Cooking Tips and Advice
Although there are many similarities between bison and beef, cooking is not one of them. Most recipes for other kinds of red meat can be adapted to bison, however, it is imperative that bison meat is not overcooked or left to dry out.
Bison meat should be cooked to the same degree of taste as regular beef, although "medium" is recommended. Bison cooks about 33% quicker than regular beef. Overcooked or dried out bison brings the same results as other meats when overcooked. If you prefer your meat "well done," consider a very low temperature recipe (180-200 degrees). Very slow, moist heat works especially well with the less tender cuts of bison, such as chuck. With slow cooking, there is no worry about overcooking. Rather, it just falls apart.
When cooking roasts, the best temperature is 270 degrees. Be sure to preheat your oven before cooking a roast. Because of the low saturated fat content, a bison roast cooking at this low temperature could still cook more quickly than a beef roast at a normal temperature. Be sure to check on the roast regularly to avoid overcooking. For best results, use a thermometer. Recommended cuts include: arm roasts, brisket, chuck roast, rump roast and sirloin tip roast.
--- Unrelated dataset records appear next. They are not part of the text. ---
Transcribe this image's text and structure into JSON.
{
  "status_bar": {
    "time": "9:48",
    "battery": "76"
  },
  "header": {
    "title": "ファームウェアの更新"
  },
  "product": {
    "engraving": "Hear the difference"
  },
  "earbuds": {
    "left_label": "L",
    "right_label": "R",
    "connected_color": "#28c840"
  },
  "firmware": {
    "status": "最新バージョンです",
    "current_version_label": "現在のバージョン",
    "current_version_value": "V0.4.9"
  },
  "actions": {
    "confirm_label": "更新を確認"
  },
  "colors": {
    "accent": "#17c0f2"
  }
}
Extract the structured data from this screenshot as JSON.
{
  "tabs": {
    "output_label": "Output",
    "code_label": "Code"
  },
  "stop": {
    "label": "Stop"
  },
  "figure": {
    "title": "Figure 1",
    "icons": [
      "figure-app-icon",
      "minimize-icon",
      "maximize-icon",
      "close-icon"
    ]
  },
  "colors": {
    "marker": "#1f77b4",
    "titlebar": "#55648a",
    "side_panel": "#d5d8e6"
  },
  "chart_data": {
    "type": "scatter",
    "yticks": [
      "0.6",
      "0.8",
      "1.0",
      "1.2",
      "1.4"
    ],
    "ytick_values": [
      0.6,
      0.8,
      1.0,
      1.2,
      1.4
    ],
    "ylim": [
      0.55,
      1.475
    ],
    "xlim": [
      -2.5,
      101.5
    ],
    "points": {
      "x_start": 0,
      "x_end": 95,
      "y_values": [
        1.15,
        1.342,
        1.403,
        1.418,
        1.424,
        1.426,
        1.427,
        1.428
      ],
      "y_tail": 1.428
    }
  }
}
Steak or Burgers
For steak or burgers, medium heat is recommended. It is important to maintain the internal moisture. for ground meat of any kind, the Food and Drug Administration has recommended that restaurants cook all meat to an internal temperature of 155 degrees. The U.S. Department of Agriculture recommended 160 degrees for home use, and because of the difficulty in determining the internal temperature of a burger patty without special equipment, recommended that burger patties are cooked to the point where the pink is just disappearing. These suggestions are primarily for ground meat since any external bacteria on steaks and roasts are killed in normal cooking. Internal temperatures of 155-160 degrees are in the "medium" to "medium-well done" range.
Ground bison meat may be used as a substitute for ground beef in most recipes. Since ground bison contains very little fat, moderate temperatures will help insure that the meat does not burn. Because there is very little shrinkage when cooking ground bison meat, the amount of uncooked meat will be equivalent to the amount of meat when cooked.
Prior to grilling, rub your favoritecut of bison steak with a combination of a little garlic salt, cooking oil, and lemon pepper. Depending on thickness, steaks should be grilled 4-6 inches above medium-hot coals (325 degrees) as follows:
- 1" thick: "rare" = 6-8 minutes, "medium" = 8-10 minutes
- 1 1/2" thick: "rare" = 8-10 minutes, "medium" = 10-12 minutes
- 2" thick: "rare" = 10-12 minutes, "medium" = 14-18 minutes
Steak recommended for grilling or barbecuing include: Rib Eye, T-Bone, New York Strip, Porterhouse and Filet. Lesser quality bison steaks are not recommended for grilling unless they have first been marinated. Avoid putting steaks directly into flames. Using a fork to turn steaks punctures the meat, so tongs are recommended for grilling to ensure that juices do not escape the steak. Bison steaks are best when cooked to "rare" or "medium" (still pink in the center). Cooking time is essential to avoid overcooking.
All temperatures listed are measured in Fahrenheit.